Required work
Write out each line from the data below that includes the word "Auto".

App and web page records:

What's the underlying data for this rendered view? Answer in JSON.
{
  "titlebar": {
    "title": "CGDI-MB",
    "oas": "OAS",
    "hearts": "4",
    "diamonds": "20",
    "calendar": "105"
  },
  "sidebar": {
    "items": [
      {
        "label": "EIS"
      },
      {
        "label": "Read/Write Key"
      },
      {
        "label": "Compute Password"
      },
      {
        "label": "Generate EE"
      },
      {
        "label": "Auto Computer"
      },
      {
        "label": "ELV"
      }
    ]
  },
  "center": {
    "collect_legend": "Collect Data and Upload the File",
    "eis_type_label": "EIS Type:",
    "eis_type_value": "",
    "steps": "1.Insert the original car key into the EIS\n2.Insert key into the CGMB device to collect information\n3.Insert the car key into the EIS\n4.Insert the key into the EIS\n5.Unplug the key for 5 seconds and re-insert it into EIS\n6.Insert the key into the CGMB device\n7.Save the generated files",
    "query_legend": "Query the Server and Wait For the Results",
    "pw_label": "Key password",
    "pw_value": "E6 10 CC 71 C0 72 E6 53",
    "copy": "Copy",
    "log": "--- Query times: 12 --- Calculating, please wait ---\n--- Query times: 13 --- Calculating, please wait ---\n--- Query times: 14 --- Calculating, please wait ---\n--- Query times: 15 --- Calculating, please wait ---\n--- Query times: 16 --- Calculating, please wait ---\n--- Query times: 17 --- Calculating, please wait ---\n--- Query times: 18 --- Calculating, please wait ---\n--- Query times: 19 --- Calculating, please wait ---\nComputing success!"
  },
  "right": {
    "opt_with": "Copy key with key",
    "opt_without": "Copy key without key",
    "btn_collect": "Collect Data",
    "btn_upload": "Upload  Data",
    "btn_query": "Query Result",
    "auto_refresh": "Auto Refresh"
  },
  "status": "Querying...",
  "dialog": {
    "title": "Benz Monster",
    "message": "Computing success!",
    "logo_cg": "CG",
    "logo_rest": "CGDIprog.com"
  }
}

Result
        "label": "Auto Computer"
    "auto_refresh": "Auto Refresh"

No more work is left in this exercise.